* Work order *
When you return the material, keep every line exactly as it is and omit the pictures.
╭──
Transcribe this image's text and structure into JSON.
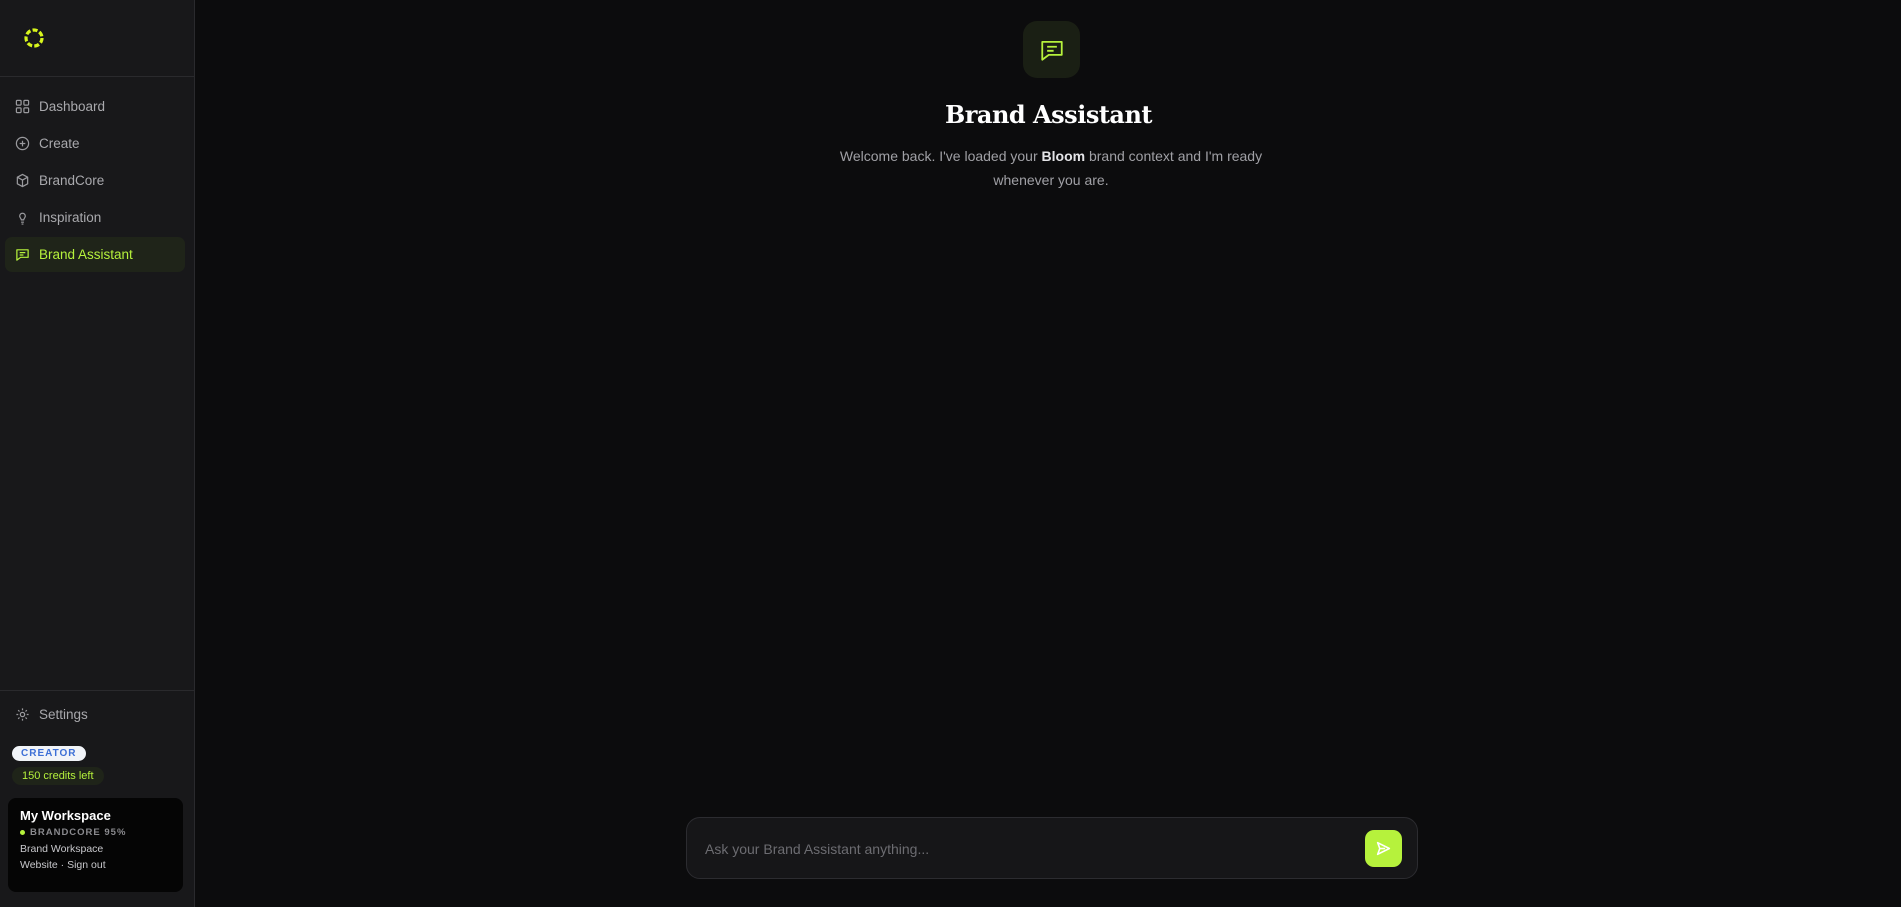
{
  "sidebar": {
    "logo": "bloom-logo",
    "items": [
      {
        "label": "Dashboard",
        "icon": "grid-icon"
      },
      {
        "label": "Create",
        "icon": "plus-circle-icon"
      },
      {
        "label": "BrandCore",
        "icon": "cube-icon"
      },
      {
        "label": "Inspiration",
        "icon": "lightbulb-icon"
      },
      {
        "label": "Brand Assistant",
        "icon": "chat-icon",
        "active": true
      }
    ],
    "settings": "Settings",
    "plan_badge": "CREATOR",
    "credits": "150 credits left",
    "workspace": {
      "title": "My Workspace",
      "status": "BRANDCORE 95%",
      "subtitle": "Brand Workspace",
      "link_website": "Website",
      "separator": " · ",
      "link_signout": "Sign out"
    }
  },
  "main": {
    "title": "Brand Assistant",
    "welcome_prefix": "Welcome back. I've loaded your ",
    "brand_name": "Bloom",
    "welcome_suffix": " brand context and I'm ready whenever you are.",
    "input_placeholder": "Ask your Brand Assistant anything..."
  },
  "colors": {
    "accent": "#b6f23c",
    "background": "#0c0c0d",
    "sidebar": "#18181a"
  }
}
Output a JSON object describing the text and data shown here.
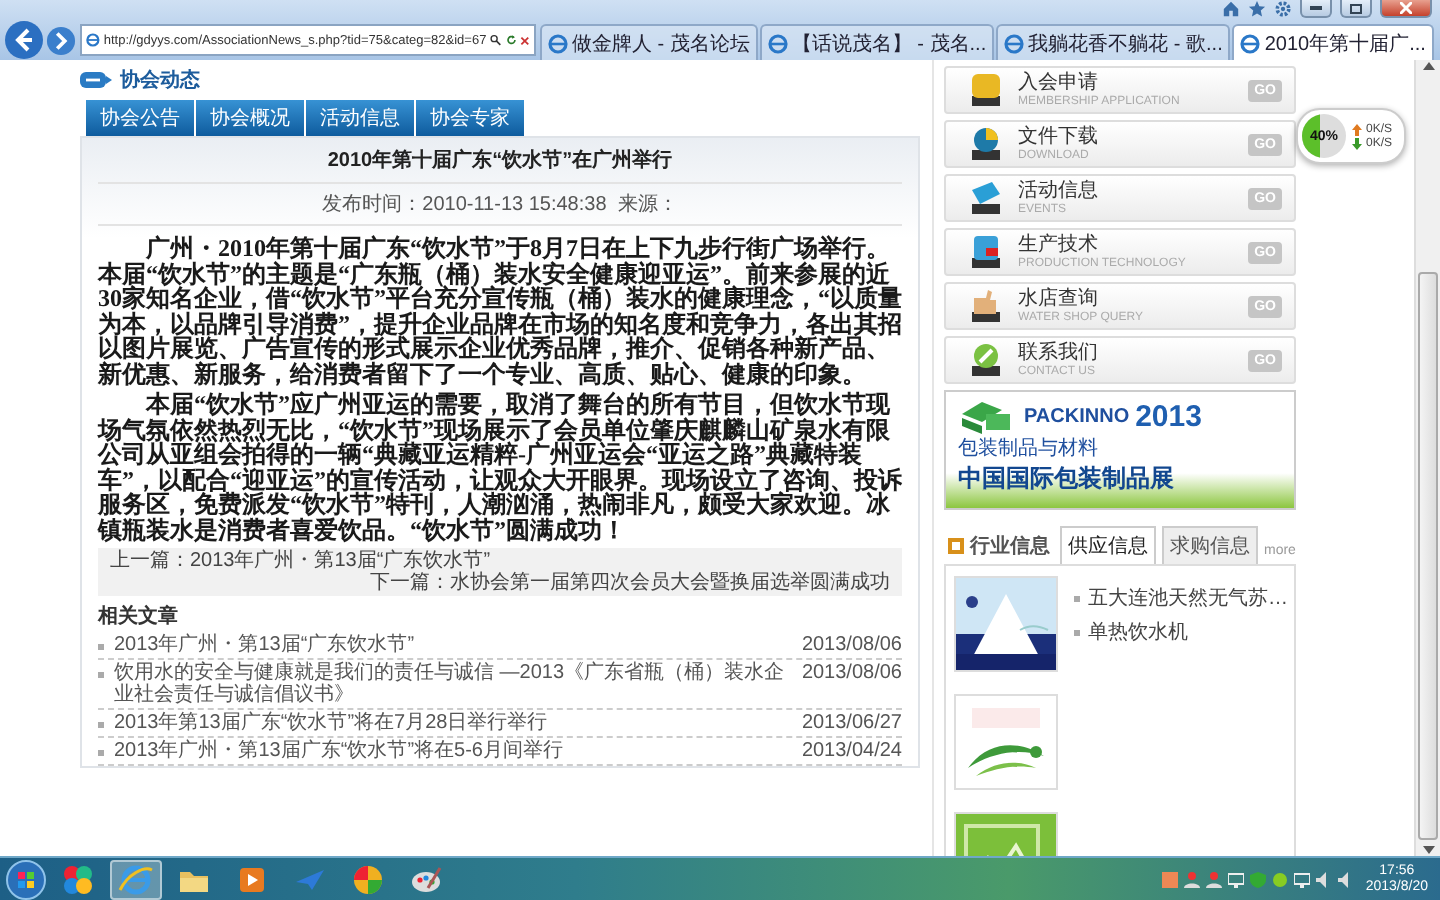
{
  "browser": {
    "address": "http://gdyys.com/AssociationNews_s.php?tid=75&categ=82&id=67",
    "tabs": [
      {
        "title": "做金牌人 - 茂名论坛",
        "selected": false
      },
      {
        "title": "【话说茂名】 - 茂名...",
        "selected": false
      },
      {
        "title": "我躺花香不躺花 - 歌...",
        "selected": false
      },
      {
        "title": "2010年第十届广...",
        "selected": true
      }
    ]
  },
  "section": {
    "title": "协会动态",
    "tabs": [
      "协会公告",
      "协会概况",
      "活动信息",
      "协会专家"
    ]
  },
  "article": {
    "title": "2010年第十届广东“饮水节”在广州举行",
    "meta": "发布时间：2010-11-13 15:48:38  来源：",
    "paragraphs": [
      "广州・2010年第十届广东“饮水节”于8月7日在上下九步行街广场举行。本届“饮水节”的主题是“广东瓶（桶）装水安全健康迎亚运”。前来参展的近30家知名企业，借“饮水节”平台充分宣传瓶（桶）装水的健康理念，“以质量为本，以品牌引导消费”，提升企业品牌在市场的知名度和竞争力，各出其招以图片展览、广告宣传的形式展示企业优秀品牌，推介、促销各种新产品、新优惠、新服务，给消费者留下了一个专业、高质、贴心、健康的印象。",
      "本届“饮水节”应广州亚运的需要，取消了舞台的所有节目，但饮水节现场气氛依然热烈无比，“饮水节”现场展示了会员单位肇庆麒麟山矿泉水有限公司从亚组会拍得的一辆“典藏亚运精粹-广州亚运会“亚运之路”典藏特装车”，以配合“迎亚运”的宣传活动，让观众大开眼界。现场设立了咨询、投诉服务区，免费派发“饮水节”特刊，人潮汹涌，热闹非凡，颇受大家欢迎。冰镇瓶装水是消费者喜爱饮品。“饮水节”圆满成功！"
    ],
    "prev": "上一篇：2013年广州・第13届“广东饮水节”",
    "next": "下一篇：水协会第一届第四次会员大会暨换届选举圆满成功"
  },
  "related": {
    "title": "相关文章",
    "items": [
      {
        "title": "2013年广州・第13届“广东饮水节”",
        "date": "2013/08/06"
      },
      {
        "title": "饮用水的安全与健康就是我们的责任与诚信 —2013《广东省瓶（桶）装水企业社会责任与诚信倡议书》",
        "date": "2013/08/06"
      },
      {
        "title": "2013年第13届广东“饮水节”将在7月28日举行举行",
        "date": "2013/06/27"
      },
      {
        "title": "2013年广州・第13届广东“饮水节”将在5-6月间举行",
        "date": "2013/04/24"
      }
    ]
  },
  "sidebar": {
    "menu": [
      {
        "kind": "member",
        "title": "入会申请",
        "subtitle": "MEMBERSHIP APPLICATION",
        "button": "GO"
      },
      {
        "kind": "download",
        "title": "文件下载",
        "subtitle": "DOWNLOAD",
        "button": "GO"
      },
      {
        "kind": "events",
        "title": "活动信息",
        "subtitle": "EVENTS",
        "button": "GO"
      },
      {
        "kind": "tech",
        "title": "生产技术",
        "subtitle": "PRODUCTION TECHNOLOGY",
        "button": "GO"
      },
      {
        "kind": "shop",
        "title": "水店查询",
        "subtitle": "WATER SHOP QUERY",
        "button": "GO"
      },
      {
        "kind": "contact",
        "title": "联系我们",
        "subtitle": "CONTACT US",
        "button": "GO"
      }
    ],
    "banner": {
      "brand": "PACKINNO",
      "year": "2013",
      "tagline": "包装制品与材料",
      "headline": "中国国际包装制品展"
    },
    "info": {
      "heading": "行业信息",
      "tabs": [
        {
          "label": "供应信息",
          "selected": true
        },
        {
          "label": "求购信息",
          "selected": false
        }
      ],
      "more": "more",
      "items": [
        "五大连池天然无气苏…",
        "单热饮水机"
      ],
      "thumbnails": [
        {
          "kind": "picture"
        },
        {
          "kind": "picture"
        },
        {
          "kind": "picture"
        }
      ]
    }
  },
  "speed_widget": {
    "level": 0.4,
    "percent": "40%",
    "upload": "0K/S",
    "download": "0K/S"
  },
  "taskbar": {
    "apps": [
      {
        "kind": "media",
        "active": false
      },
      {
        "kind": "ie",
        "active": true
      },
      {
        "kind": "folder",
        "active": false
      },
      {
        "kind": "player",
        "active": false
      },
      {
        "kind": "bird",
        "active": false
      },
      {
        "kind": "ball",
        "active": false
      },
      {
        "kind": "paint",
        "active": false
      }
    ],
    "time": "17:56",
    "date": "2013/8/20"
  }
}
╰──
* Result of the task *
Transcribe this image's text and structure into JSON.
{
  "sidebar": {
    "logo": "bloom-logo",
    "items": [
      {
        "label": "Dashboard",
        "icon": "grid-icon"
      },
      {
        "label": "Create",
        "icon": "plus-circle-icon"
      },
      {
        "label": "BrandCore",
        "icon": "cube-icon"
      },
      {
        "label": "Inspiration",
        "icon": "lightbulb-icon"
      },
      {
        "label": "Brand Assistant",
        "icon": "chat-icon",
        "active": true
      }
    ],
    "settings": "Settings",
    "plan_badge": "CREATOR",
    "credits": "150 credits left",
    "workspace": {
      "title": "My Workspace",
      "status": "BRANDCORE 95%",
      "subtitle": "Brand Workspace",
      "link_website": "Website",
      "separator": " · ",
      "link_signout": "Sign out"
    }
  },
  "main": {
    "title": "Brand Assistant",
    "welcome_prefix": "Welcome back. I've loaded your ",
    "brand_name": "Bloom",
    "welcome_suffix": " brand context and I'm ready whenever you are.",
    "input_placeholder": "Ask your Brand Assistant anything..."
  },
  "colors": {
    "accent": "#b6f23c",
    "background": "#0c0c0d",
    "sidebar": "#18181a"
  }
}
Output a JSON object describing the text and data shown here.
{
  "browser": {
    "address": "http://gdyys.com/AssociationNews_s.php?tid=75&categ=82&id=67",
    "tabs": [
      {
        "title": "做金牌人 - 茂名论坛",
        "selected": false
      },
      {
        "title": "【话说茂名】 - 茂名...",
        "selected": false
      },
      {
        "title": "我躺花香不躺花 - 歌...",
        "selected": false
      },
      {
        "title": "2010年第十届广...",
        "selected": true
      }
    ]
  },
  "section": {
    "title": "协会动态",
    "tabs": [
      "协会公告",
      "协会概况",
      "活动信息",
      "协会专家"
    ]
  },
  "article": {
    "title": "2010年第十届广东“饮水节”在广州举行",
    "meta": "发布时间：2010-11-13 15:48:38  来源：",
    "paragraphs": [
      "广州・2010年第十届广东“饮水节”于8月7日在上下九步行街广场举行。本届“饮水节”的主题是“广东瓶（桶）装水安全健康迎亚运”。前来参展的近30家知名企业，借“饮水节”平台充分宣传瓶（桶）装水的健康理念，“以质量为本，以品牌引导消费”，提升企业品牌在市场的知名度和竞争力，各出其招以图片展览、广告宣传的形式展示企业优秀品牌，推介、促销各种新产品、新优惠、新服务，给消费者留下了一个专业、高质、贴心、健康的印象。",
      "本届“饮水节”应广州亚运的需要，取消了舞台的所有节目，但饮水节现场气氛依然热烈无比，“饮水节”现场展示了会员单位肇庆麒麟山矿泉水有限公司从亚组会拍得的一辆“典藏亚运精粹-广州亚运会“亚运之路”典藏特装车”，以配合“迎亚运”的宣传活动，让观众大开眼界。现场设立了咨询、投诉服务区，免费派发“饮水节”特刊，人潮汹涌，热闹非凡，颇受大家欢迎。冰镇瓶装水是消费者喜爱饮品。“饮水节”圆满成功！"
    ],
    "prev": "上一篇：2013年广州・第13届“广东饮水节”",
    "next": "下一篇：水协会第一届第四次会员大会暨换届选举圆满成功"
  },
  "related": {
    "title": "相关文章",
    "items": [
      {
        "title": "2013年广州・第13届“广东饮水节”",
        "date": "2013/08/06"
      },
      {
        "title": "饮用水的安全与健康就是我们的责任与诚信 —2013《广东省瓶（桶）装水企业社会责任与诚信倡议书》",
        "date": "2013/08/06"
      },
      {
        "title": "2013年第13届广东“饮水节”将在7月28日举行举行",
        "date": "2013/06/27"
      },
      {
        "title": "2013年广州・第13届广东“饮水节”将在5-6月间举行",
        "date": "2013/04/24"
      }
    ]
  },
  "sidebar": {
    "menu": [
      {
        "kind": "member",
        "title": "入会申请",
        "subtitle": "MEMBERSHIP APPLICATION",
        "button": "GO"
      },
      {
        "kind": "download",
        "title": "文件下载",
        "subtitle": "DOWNLOAD",
        "button": "GO"
      },
      {
        "kind": "events",
        "title": "活动信息",
        "subtitle": "EVENTS",
        "button": "GO"
      },
      {
        "kind": "tech",
        "title": "生产技术",
        "subtitle": "PRODUCTION TECHNOLOGY",
        "button": "GO"
      },
      {
        "kind": "shop",
        "title": "水店查询",
        "subtitle": "WATER SHOP QUERY",
        "button": "GO"
      },
      {
        "kind": "contact",
        "title": "联系我们",
        "subtitle": "CONTACT US",
        "button": "GO"
      }
    ],
    "banner": {
      "brand": "PACKINNO",
      "year": "2013",
      "tagline": "包装制品与材料",
      "headline": "中国国际包装制品展"
    },
    "info": {
      "heading": "行业信息",
      "tabs": [
        {
          "label": "供应信息",
          "selected": true
        },
        {
          "label": "求购信息",
          "selected": false
        }
      ],
      "more": "more",
      "items": [
        "五大连池天然无气苏…",
        "单热饮水机"
      ],
      "thumbnails": [
        {
          "kind": "picture"
        },
        {
          "kind": "picture"
        },
        {
          "kind": "picture"
        }
      ]
    }
  },
  "speed_widget": {
    "level": 0.4,
    "percent": "40%",
    "upload": "0K/S",
    "download": "0K/S"
  },
  "taskbar": {
    "apps": [
      {
        "kind": "media",
        "active": false
      },
      {
        "kind": "ie",
        "active": true
      },
      {
        "kind": "folder",
        "active": false
      },
      {
        "kind": "player",
        "active": false
      },
      {
        "kind": "bird",
        "active": false
      },
      {
        "kind": "ball",
        "active": false
      },
      {
        "kind": "paint",
        "active": false
      }
    ],
    "time": "17:56",
    "date": "2013/8/20"
  }
}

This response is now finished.